PEOPLES UNION FOR DEMOCRATIC RIGHTS
The lynch mob of Latehar
In the early hours of 18th March 2016, Mohammad Majloom Ansari (35) and Inayahtullah Khan (12) were found hanging from a tree in the Balumath forest area in Latehar, Jharkhand. Residents of Balugoan and Nawada villages, Ansari and young Khan were on their way to the weekly cattle fair with their eight buffaloes when they were stopped, thrashed, strangled and hanged by a lynch mob. So far the police has arrested 5 men and is on the lookout for three others. It has also clamped S.144 IPC in Balumath in a bid to quell communal tensions.
Surprisingly, till now, the police has been reluctant to question the Latehar Gau Raksha Samiti even though one of the accused, Mithilesh Prasad Sahu, is a known member of the organization. Instead, the version given to the media states “cattle loot”, “cash” and “personal enmity” as probable motives for the lynching. A local leader of the Jharkhand Vikas Morcha (P) has questioned the official claim as he pointed out that the two victims were not rich traders and did not have much money on them as they were on their way to the fair on foot. Besides, if cattle loot was the motive, then, the police needs to explain why four of the eight buffaloes were found in the forest and only two were recovered from the accused. The SP Latehar, Anoop Birtharay, has conveniently stated that neither the family nor the complainant have blamed any organization. Needless to say, the FIR does not specify any reason for the lynching.

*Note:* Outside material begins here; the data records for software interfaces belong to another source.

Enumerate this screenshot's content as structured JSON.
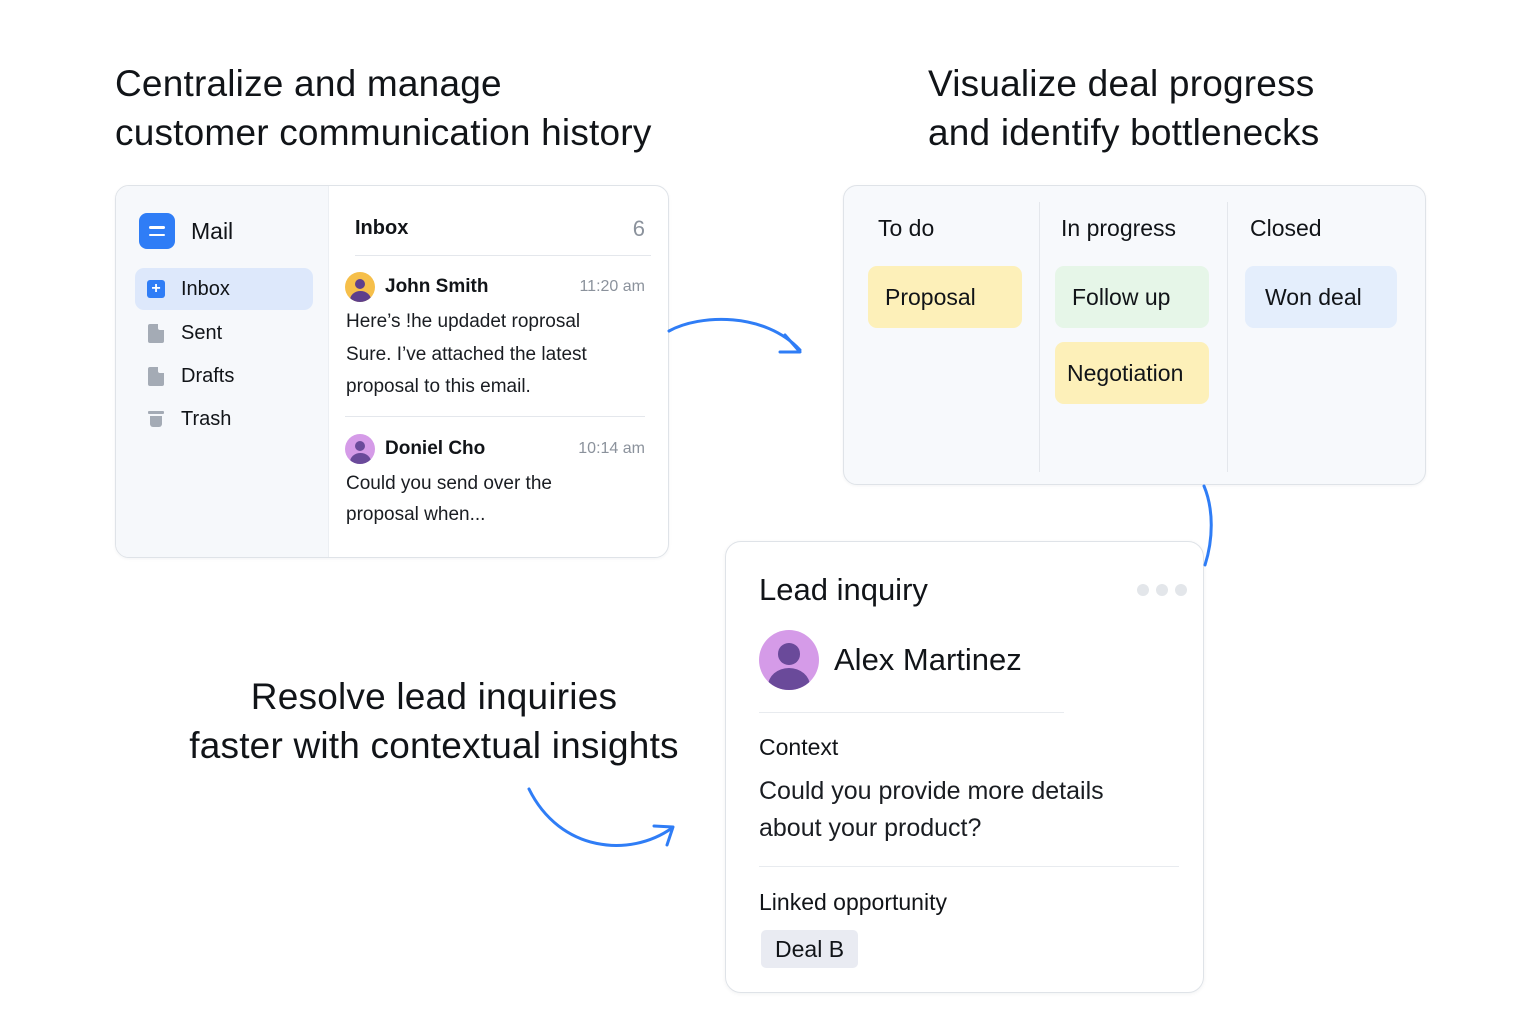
{
  "headlines": {
    "communication": [
      "Centralize and manage",
      "customer communication history"
    ],
    "deals": [
      "Visualize deal progress",
      "and identify bottlenecks"
    ],
    "leads": [
      "Resolve lead inquiries",
      "faster with contextual insights"
    ]
  },
  "mail": {
    "app_title": "Mail",
    "sidebar": [
      {
        "label": "Inbox",
        "icon": "plus-square-icon",
        "active": true
      },
      {
        "label": "Sent",
        "icon": "document-icon"
      },
      {
        "label": "Drafts",
        "icon": "document-icon"
      },
      {
        "label": "Trash",
        "icon": "trash-icon"
      }
    ],
    "inbox_title": "Inbox",
    "inbox_count": "6",
    "messages": [
      {
        "sender": "John Smith",
        "time": "11:20 am",
        "lines": [
          "Here’s !he updadet roprosal",
          "Sure. I’ve attached the latest",
          "proposal to this email."
        ]
      },
      {
        "sender": "Doniel Cho",
        "time": "10:14 am",
        "lines": [
          "Could you send over the",
          "proposal when..."
        ]
      }
    ]
  },
  "kanban": {
    "columns": [
      {
        "title": "To do",
        "cards": [
          "Proposal"
        ]
      },
      {
        "title": "In progress",
        "cards": [
          "Follow up",
          "Negotiation"
        ]
      },
      {
        "title": "Closed",
        "cards": [
          "Won deal"
        ]
      }
    ]
  },
  "lead": {
    "title": "Lead inquiry",
    "name": "Alex Martinez",
    "context_label": "Context",
    "context_lines": [
      "Could you provide more details",
      "about your product?"
    ],
    "opportunity_label": "Linked opportunity",
    "opportunity_value": "Deal B"
  },
  "colors": {
    "accent": "#2f7df6",
    "active_nav": "#dde8fb",
    "chip_yellow": "#fdf0b9",
    "chip_green": "#e6f6e8",
    "chip_blue": "#e4eefc",
    "tag_bg": "#e9ebf2"
  }
}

Why is the police soft-pedalling the issue of the involvement of the Gau Raksha Samitis in the barbaric killings? Protesting villagers, mostly cattle traders, who blocked the Latehar-Chatra highway and also pelted the police, are not new to such acts of lynching. On 8th September 2015, a cattle trader of nearby Gomia village, narrowly escaped being killed after he was thrashed by right wing goons, the Latehar MLA, Prakash Ram told PUDR. Mr Ram also said that the police refused to lodge a complaint and, instead, detained the victim. In February 2016, the Vishwa Hindu Parishad, VHP, had announced in Jamshedpur that it would launch an agitation against the state government for ‘failing to protect’ the interests of the Hindu community and for failing to prevent ‘cow-slaughter’ incidents (www.jharkhandstatenews.com, 14.2.2016). Hence, the roots of the present hanging are not difficult to find. The lynch mob is around and known to the police.
The recent attacks and killings of Muslim cattle traders or those who are involved in the leather trade have been accompanied with certain organized actions which point to collusion between the mobs and the administration. One, such mobs use extreme cruelty while attacking victims. Whether it was Zahid Ahmed Bhat who was burnt alive in his truck in Udhampur in October 2015 or the manner in which the two deceased in Latehar were strangled and hanged, the mob actions are extremely violent and barbaric. Two, the time lag between a rumour and the crime is alarmingly short as the gatherings of mobs and lynchings happen almost simultaneously. Such mobs are forever ready to attack and no effort is made to prevent such gatherings. For instance, in Mainpuri, Agra, in October 2015, two men, Rafeeq and Habib were severely thrashed by a lynch mob merely on the suspicion that they were slaughtering a cow even when it was known that the animal had died of natural causes. Three, the nature of police investigations following the discovery of the crime remain suspiciously loaded in favour of the accused as the police is unwilling to probe how organized mobs are being created out of local Gau Raksha committees which enjoy political patronage.
Each of the above suggests that the Hindutva lynch mobs act with the knowledge of the local administration. The question is how will the rule of law function if its custodians subvert it willingly and act in complicity with the lynch mob? It is necessary to ask why such acts of vindictive killings are being repeated and why the state is so ‘tolerant’ about the violent actions of right wing mobs. While it is obvious that these self-styled cow protection groups must be prevented from converting the rule of law into self-serving instruments of communal power, why is the administration looking the other way?
Deepika Tandon and Moushumi Basu
20th March 2016